The Blair auditorium on June 23, revamped for the president's visit.
President Bush, center, speaks at Blair during "A Conversation on Strengthening Social Security." Also participating in the discussion are, from left, Ben Ferguson, Brian Smart, Ben Stein and Wendy Merrill.
Blair alumnus Ben Stein, who graduated in 1962, speaks at "A Conversation on Strengthening Social Security," as President Bush listens, on June 23 in the auditorium. Click on the photo to view a gallery of the day's events.
County Executive Doug Duncan speaks at a press conference organized by local Democratic leaders held in the Blair parking lot after Bush's speech on June 23.
People attending the Bush event pass though a Secret Service security checkpoint outside Blair.

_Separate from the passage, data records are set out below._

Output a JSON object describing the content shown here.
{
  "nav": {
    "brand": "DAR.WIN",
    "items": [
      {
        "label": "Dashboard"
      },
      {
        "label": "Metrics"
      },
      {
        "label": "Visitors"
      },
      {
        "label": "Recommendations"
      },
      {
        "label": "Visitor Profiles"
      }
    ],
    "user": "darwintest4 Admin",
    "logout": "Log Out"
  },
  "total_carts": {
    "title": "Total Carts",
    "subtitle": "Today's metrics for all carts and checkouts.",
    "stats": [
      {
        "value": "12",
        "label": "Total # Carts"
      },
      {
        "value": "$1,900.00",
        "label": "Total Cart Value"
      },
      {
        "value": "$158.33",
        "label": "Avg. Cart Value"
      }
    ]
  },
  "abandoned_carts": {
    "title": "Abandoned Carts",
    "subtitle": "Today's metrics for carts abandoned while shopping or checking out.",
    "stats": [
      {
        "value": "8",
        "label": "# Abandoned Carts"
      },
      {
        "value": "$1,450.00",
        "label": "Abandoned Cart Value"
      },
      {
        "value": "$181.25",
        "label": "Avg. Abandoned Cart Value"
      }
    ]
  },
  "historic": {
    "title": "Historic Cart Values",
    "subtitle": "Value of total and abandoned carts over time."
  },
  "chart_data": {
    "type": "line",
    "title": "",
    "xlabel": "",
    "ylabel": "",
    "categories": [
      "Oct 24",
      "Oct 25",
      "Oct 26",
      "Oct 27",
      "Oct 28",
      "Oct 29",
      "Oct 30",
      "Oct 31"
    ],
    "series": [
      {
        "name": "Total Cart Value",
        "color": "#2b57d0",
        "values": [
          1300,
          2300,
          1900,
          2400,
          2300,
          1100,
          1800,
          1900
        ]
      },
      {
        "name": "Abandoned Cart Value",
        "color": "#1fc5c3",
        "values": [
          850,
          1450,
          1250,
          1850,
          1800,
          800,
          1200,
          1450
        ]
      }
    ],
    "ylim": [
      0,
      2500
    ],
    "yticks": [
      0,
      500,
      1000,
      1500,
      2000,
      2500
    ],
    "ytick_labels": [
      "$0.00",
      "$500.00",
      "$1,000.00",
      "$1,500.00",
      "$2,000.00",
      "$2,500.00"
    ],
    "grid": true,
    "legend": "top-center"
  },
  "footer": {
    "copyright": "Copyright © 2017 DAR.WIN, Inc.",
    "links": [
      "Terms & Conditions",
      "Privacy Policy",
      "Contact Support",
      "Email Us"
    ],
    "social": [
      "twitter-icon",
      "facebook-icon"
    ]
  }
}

After the event at Blair, members of the audience wait in the parking lot to be bussed away.
Rep. Chris Van Hollen (D-MD) speaks at a press conference sponsored by groups that oppose President Bush's plan to add private accounts to Social Security.
State Sen. Ida Ruben (D-Montgomery) speaks at the press conference in the Blair parking lot.
A lone protester marches outside Blair after Bush's Social Security event.
President George W. Bush speaks in the Blair auditorium on June 23 during an event to promote his Social Security plan. Click on the photo to view a gallery of the day's events.
Montgomery County Executive Doug Duncan speaks at the Democratic rally.
Democratic National Committee Chairman Howard Dean speaks at a rally in Bethesda. Looking on, from left, are County Executive Doug Duncan (D), Sen. Paul S. Sarbanes (D-MD), DNC Vice-Chair Susan Turnbull, Rep. Albert Wynn (D-MD), state Del. Susan Lee (D), MD Senate President Mike Miller (D-Calvert), Rep. Chris Van Hollen (D-MD), former NAACP leader Kweisi Mfume, Maryland Democratic Party Chairman Terry Lierman and state Sen. Ida Ruben (D).
Democratic National Committee Chairman Howard Dean speaks at a rally in Bethesda. Looking on, from left, are County Executive Doug Duncan (D), Sen. Paul S. Sarbanes (D-MD), Rep. Albert Wynn (D-MD), MD Senate President Mike Miller (D-Calvert), Rep. Chris Van Hollen (D-MD), former NAACP leader Kweisi Mfume and Maryland Democratic Party Chairman Terry Lierman.
Democratic National Committee Chairman Howard Dean speaks at a rally in Bethesda. Looking on, from left, are County Executive Doug Duncan (D), Sen. Paul S. Sarbanes (D-MD), DNC Vice-Chair Susan Turnbull, Rep. Albert Wynn (D-MD), state Del. Susan Lee (D), MD Senate President Mike Miller (D-Calvert), Rep. Chris Van Hollen (D-MD), former NAACP leader Kweisi Mfume, Maryland Democratic Party Chairman Terry Lierman and state Sen. Ida Ruben (D). Several Blair students attended the event.
Sen. Barack Obama (D-IL) speaks at a fundraiser in Washington, D.C., on Tuesday, March 15.
Senator Barack Obama (D-IL) speaks at a fundraiser in Washington, D.C.
Senator Barack Obama (D-IL) speaks at a fundraiser in Washington, D.C.